After running network cables the next step, of course, is to terminate them. Using one of the old cabinets that happened to be close to the right size, I built a rudimentary 19″ rack. It’s not too bad for a DIY rack, especially considering a small swing-out metal rack costs around $250. I basically took an old cabinet, cut the middle shelf out and turned the whole thing on its side.
Well finally wireless number portability is coming to Canada on March 14th. This means you will be able to transfer your wireless number to wireless another carrier, to a landline, or your landline to a wireless carrier. Transfers between wireless carriers should take 2.5 hours, transfers between wireless and landline could take up to two days, and fees for doing a transfer are left up to individual providers. I haven’t yet found out if transfers from wireless or landline to VoIP carriers will be possible, although I don’t see why it wouldn’t be.
I felt compelled to respond to an article NetworkWorld published (which made Slashdot) that talks about how VoIP and security systems are incompatible (as in home or business burglar alarms), and is apparently based on an article published by CBC. It does raise some valid points, but mostly it is sensational garbage. First off, as the article correctly points out, VoIP does require power, so if you lose power, then you lose your phone line.
I haven’t posted here in a while, so I just thought I’d mention something about freePBX 2.2.0, which was just released a couple days ago. For those that don’t know, freePBX is an open source configuration and web-based interface to Asterisk, which allows you to configure and run a PBX that has the equivalent functionality to commercial PBXs costing several thousands of dollars (or more). I’ve been involved with the freePBX project since December 2004 (when it was called AMPortal, or AMP for short), and minus a 6 month hiatus in early 2006, I have been contributing to the project ever since.

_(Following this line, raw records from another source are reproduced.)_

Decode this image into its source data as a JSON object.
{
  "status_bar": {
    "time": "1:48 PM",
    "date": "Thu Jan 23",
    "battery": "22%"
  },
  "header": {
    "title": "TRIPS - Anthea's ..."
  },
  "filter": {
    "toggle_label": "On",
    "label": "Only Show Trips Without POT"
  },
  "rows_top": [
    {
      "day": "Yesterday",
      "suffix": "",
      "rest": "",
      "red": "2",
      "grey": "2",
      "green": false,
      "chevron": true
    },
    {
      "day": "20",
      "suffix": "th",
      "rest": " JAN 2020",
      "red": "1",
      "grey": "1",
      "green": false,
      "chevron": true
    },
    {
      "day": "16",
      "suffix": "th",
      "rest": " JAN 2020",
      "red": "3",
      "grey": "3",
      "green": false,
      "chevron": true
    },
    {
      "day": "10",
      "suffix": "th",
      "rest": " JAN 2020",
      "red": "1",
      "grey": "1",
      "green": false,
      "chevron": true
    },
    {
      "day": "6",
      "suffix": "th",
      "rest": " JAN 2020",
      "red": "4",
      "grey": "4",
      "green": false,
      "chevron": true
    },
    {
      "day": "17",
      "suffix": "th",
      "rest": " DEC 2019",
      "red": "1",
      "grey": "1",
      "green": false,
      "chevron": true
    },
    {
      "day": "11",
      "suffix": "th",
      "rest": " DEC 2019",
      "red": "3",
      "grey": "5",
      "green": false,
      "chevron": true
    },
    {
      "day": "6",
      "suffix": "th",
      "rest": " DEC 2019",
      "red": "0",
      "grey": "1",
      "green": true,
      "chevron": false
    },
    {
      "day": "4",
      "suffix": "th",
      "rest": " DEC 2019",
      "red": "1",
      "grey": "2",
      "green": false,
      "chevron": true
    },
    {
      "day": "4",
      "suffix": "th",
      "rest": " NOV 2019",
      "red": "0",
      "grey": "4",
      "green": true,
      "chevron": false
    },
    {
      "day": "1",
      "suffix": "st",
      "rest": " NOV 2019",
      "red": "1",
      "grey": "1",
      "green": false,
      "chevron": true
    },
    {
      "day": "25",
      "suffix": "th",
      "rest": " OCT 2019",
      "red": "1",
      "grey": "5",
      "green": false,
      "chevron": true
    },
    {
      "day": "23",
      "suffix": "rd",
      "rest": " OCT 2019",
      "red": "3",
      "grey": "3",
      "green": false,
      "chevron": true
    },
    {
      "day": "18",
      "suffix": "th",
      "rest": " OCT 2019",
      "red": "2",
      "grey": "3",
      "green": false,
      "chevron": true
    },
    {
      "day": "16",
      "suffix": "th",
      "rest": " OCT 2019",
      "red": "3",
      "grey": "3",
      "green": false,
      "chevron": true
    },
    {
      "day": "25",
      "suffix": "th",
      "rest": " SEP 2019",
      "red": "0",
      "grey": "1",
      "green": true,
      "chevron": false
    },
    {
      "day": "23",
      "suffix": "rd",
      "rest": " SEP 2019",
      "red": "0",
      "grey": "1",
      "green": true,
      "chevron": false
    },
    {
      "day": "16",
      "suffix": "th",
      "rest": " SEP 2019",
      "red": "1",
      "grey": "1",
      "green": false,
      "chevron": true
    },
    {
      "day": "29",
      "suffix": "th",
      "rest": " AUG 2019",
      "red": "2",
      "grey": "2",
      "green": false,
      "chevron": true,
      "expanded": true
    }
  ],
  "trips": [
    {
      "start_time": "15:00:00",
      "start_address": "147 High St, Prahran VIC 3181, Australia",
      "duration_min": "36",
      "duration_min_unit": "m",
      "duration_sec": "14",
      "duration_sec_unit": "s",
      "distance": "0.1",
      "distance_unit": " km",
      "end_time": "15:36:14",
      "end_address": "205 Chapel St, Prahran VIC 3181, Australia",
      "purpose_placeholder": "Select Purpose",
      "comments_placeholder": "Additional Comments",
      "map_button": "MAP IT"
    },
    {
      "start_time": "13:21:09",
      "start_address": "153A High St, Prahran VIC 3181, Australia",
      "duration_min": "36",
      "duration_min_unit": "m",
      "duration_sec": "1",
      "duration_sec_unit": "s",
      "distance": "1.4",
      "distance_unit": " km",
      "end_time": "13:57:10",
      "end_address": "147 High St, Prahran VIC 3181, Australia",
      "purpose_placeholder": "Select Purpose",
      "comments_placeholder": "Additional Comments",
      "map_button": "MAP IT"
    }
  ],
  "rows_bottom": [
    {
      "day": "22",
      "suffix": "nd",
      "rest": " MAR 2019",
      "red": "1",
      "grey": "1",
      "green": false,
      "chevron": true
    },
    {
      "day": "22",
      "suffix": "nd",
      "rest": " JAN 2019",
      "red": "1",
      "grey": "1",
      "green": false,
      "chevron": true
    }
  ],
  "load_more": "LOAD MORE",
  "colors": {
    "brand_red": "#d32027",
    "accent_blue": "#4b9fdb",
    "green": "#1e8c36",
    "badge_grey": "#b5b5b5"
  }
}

I came across an interesting article showing that running VoIP over a (TCP-based) VPN actually improves call quality. This goes against what you would expect – VoIP traffic uses UDP to ensure the least amount of latency, while TCP ensures all packets arrive in order, but means that one holdup can stall the whole stream. Once they investigated more, it actually makes sense why this happens. The VPN ensures that all packets get there, in order, which yields a better call.
It’s at least a start: RIM (the makers of the Blackberry) have announced an acquisition of Ascendent Systems, a company that makes software for connecting mobile phones to corporate phone systems. This means that companies using Blackberries will be able to basically turn the Blackberry into an extension on their phone system. I can’t find a ton of technical details, but apparently it supports SIP. It says the cell phones get full functionality of the deskphones, like 4 or 5 digit extension dialing, conferencing, transfers, parking, etc.